Lewis held several high-level positions in the New York city and state government from the 1960s to the 1980s, under both Republican and Democrat administrations.[1][2][3][7][8]

Mayor John Lindsay appointed her in 1964 to be deputy director for the Department of Social and Community Services at New York City Housing Authority, a public housing authority in New York City.[2][3] In 1968, Mayor Lindsay next appointed her to run the "Operation Better Block", which was a prototype for block associations.[2][3][7] She worked as a consultant in the early 1970s.[2][7] Finally, she served as the director of the Department of Social and Community Services for the New York City Housing Authority from 1972 to 1975, also under Lindsay.[2][3][7]

In 1975, she was appointed a deputy commissioner for special projects for the state Department of Social Services by the newly elected governor Hugh L. Carey.[2][3][7] In 1977, she became deputy commissioner for the New York City metropolitan area.[2][7]

After retirement, she served on the board of the Cathedral Choral Society of the Washington National Cathedral.[9] She also volunteered with the New York State Museum,[1][8] The Girl Friends, Inc.,[3][10] and the Cathedral of All Saints in Albany.[3]

See also[edit]


  1. ^ a b c Bob Conner, "Nursing mothers make a statement: Women gather to feed their infants at State Museum following incident", Saturday, February 23, 2008, Schenectady Daily Gazette, found at Schenectady Gazette article about Nursing Mothers at the NYS Museum. Accessed April 15, 2008.
  2. ^ a b c d e f g h i j k l m Who's Who Among African-Americans (16th ed. 2003), p. 796. ISBN 978-0-7876-5915-8.
  3. ^ a b c d e f g h i j k l "Lewis, Martha S.," Obituary, Albany Times Union, July 5–6, 2007 (search for Lewis, Martha at Obituary web site. Accessed April 15, 2008.)
  4. ^ The Girl Delinquent and the Male Street Corner Gang [report] presented at the eighty-eighth annual forum, National Conference on Social Welfare, Minneapolis, Minnesota, May 15, 1961. by Martha S Lewis; National Conference on Social Welfare. Forum. [New York? 1961?] OCLC:67885698 WorldCat
  5. ^ Coalition of One Hundred Black Women web site history page. Accessed March 30, 2008.
  6. ^ of One Hundred Black Women web site FAQ page. Accessed March 30, 2008.
  7. ^ a b c d e f g The New York Red Book.

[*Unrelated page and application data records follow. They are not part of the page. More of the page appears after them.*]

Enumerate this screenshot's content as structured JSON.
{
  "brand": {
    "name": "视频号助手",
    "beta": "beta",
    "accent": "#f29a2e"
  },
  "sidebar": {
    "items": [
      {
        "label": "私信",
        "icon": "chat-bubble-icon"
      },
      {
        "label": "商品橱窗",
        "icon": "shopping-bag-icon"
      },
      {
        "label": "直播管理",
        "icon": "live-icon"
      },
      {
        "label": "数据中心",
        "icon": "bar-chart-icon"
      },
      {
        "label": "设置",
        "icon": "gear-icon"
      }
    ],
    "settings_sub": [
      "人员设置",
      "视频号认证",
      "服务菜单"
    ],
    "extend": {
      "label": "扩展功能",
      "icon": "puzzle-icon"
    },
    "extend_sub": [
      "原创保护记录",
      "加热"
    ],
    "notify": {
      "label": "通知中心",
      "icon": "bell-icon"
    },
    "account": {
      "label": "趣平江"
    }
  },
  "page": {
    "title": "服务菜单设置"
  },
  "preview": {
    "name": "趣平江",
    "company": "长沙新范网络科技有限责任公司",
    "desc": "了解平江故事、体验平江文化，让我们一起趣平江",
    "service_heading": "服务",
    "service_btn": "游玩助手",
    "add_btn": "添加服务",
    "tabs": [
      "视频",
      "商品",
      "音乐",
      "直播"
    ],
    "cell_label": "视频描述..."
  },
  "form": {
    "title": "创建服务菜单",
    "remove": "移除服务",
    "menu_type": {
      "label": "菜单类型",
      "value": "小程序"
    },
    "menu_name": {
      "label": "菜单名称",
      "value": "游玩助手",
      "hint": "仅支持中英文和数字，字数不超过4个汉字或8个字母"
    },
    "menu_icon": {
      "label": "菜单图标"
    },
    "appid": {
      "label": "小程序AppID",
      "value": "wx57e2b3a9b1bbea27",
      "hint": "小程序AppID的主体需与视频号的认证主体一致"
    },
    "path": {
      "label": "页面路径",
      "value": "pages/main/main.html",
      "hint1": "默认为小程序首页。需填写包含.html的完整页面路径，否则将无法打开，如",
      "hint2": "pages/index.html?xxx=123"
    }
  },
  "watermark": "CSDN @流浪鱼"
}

Albany: New York Legal Publishing. (Bicentential Edition 1777-1977) p. 839.
  8. ^ a b New York State Museum web site press release. Accessed March 30, 2008.
  9. ^ Guidestar web site. Accessed March 30, 2008.
  10. ^ Girl Talk, The Girl Friends, Inc., Newsletter. Accessed April 15, 2008.